However, the Australian dollar found little reprieve from commodities as Gold Copper, and Oil prices retreated but currently the Australian dollar sentiment overwhelmingly dictated by the interest rate play as prospects of policy divergence between the RBA and the Federal Reserve Board gain momentum
It’s been a quiet open for the Australian Dollar this morning with few economic headlines over the weekend, and I suspect the next 48 hours will be more about pre-CPI positioning. The Aussie downtrend remains intact amidst broader USD tail winds leading up to this week’s FOMC , and the Aussie could be in for a tough slog in the days ahead.Commodities -DXY Weighs Heavy
While base metals have recently staged a recovery on prospects of additional monetary stimulus from China. However , Copper prices fell under pressure from a stronger USD and rising production in China.
Oil prices remain slippery as bulging inventories weigh negatively amid fourteen more US oil rigs coming online. A very worrisome signal when you consider the inventory builds while in the midst of peak US driving season.
Gold prices continue falling as Brexit concerns ease, and US rate hike expectations rise on the back of supportive US economic data.When interest rates rise it becomes more expensive to warehouse gold, and the return diminishes.Yuan- Modus Operandi
So much for the years longest run of YUAN weekly losses as the Pboc reverted to its old mode of operation stabilising the Yuan via State-owned bank intervention operations neutralising pressure from the stronger dollar and again flaming debate about mainlands commitment to allowing market forces to dictate the currency peg. The proximity of G-20 to the suspected interventions did little to quell conspiracy theorists as the PBoc has apparently drawn a line in the sand for Yuan devaluation at 6.70, at least for now. I don’t think there’s much debate that the move was to kerb a suspected acceleration of Captial Outflow, despite mainland’s efforts to position the Yuan weaker to tackle the waning export sector. Indeed, a worrisome development if the Pboc feels policy decisions are boxed in by Outflows pressure
It will be a light week for Mainland data highlighted by Wednesday’s consumer confidence and industrial profit reports.
Not surprising the Pboc has come in with a weaker Yuan Midpoint setting 6.6860 vs. 6.6669 posts G-20 and USDCNH is powering throug 6.6900Ringgit -Remains Rocky
The Ringgit should remain vulnerable ahead of this week’s FOMC amid broader USD strength. Also, energy prices remain soft and increasing political risk from 1MDB headlines should continue to weigh on investor sentiment.However, the overall EM Asia space is in a good spot as the chase for yield is expected to resume in this carry happy Global Low-interest rate environment
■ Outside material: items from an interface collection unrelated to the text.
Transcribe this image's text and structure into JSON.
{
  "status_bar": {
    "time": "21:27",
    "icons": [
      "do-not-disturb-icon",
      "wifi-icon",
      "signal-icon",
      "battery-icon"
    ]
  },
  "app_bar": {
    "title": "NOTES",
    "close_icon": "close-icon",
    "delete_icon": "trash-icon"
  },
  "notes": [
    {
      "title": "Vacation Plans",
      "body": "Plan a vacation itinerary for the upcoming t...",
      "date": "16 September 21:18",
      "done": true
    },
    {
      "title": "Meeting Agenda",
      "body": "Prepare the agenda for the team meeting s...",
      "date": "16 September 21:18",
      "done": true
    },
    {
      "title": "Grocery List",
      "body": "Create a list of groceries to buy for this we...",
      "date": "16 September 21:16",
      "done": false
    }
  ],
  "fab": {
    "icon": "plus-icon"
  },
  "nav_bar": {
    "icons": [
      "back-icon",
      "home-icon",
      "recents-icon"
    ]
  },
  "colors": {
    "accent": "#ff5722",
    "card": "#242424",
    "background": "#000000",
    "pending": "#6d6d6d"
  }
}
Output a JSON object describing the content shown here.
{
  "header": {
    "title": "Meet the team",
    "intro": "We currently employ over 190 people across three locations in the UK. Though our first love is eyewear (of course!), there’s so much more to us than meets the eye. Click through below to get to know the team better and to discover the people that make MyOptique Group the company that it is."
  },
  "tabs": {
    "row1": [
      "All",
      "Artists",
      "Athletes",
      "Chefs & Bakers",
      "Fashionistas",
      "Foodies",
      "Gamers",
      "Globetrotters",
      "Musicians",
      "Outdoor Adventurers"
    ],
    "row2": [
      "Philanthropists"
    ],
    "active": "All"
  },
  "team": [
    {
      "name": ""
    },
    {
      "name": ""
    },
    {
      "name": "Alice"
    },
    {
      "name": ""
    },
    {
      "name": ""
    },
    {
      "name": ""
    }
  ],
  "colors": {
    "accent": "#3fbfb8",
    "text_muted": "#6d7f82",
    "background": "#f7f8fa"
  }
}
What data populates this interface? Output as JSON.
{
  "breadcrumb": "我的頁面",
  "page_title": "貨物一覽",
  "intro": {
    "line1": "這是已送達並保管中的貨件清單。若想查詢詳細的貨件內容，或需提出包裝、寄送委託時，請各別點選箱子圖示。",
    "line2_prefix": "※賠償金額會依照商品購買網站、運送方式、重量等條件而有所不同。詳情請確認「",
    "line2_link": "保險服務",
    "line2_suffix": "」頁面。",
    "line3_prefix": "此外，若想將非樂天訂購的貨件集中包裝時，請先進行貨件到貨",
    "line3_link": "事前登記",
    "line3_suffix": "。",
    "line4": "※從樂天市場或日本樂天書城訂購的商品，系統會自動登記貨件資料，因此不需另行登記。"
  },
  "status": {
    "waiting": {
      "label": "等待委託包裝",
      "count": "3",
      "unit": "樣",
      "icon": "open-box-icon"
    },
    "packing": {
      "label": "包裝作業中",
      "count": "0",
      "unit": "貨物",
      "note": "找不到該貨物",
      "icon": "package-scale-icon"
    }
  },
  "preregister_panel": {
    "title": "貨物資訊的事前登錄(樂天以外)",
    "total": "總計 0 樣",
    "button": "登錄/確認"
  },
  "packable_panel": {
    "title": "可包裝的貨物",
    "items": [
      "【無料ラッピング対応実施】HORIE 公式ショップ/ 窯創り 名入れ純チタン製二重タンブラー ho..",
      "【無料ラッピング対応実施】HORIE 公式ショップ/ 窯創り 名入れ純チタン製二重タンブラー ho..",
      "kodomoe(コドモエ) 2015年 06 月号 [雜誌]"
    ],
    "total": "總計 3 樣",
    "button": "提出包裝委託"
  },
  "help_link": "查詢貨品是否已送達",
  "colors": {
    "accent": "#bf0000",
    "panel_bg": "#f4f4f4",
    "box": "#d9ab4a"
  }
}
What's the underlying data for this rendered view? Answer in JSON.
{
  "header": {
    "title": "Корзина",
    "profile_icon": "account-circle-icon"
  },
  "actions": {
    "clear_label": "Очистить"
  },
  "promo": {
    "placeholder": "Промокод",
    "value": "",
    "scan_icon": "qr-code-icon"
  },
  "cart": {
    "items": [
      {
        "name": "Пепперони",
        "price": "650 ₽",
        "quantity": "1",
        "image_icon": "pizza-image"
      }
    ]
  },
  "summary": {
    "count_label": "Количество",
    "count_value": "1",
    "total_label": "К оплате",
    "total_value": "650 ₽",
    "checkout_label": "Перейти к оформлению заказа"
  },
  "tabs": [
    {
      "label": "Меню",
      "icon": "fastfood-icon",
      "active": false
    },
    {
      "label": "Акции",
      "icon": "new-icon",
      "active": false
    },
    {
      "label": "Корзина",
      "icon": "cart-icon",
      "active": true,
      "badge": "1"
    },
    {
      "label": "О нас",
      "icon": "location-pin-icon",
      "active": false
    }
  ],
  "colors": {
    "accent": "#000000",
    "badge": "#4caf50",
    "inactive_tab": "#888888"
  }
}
G-20 -No Smoking Gun
Not unexpectedly BREXIT was the dominate theme for this weekend’s G-20 meeting amidst the rise of antiglobalisation in the west. But overall it concluded with no smoking gun and left Traders will few fires to deal with at this morning Auckland Foreign Exchange market open.
About Stephen Innes
Senior Currency Trader and Analyst, Stephen has over 25 years of experience in the financial markets and specializes in Asian currencies at OANDA . After having started his trading career with NatWest Bank, he is currently based in Singapore as a Senior Currency Trader and Analyst with OANDA, focusing on the movement of the Aussie Dollar and ASEAN Currencies. Stephen has an extensive trading experience in Interest Rate Futures, Money Markets and Precious Metals. Prior to joining OANDA, he worked with organizations like Cambridge Mercantile, Nat West, Garvin Guy Butler, Sumitomo Mitsui Banking Corporation. Stephen was born in Glasgow, Scotland, and holds a Degree in Economics from the University of Western Ontario. Follow on Twitter profile.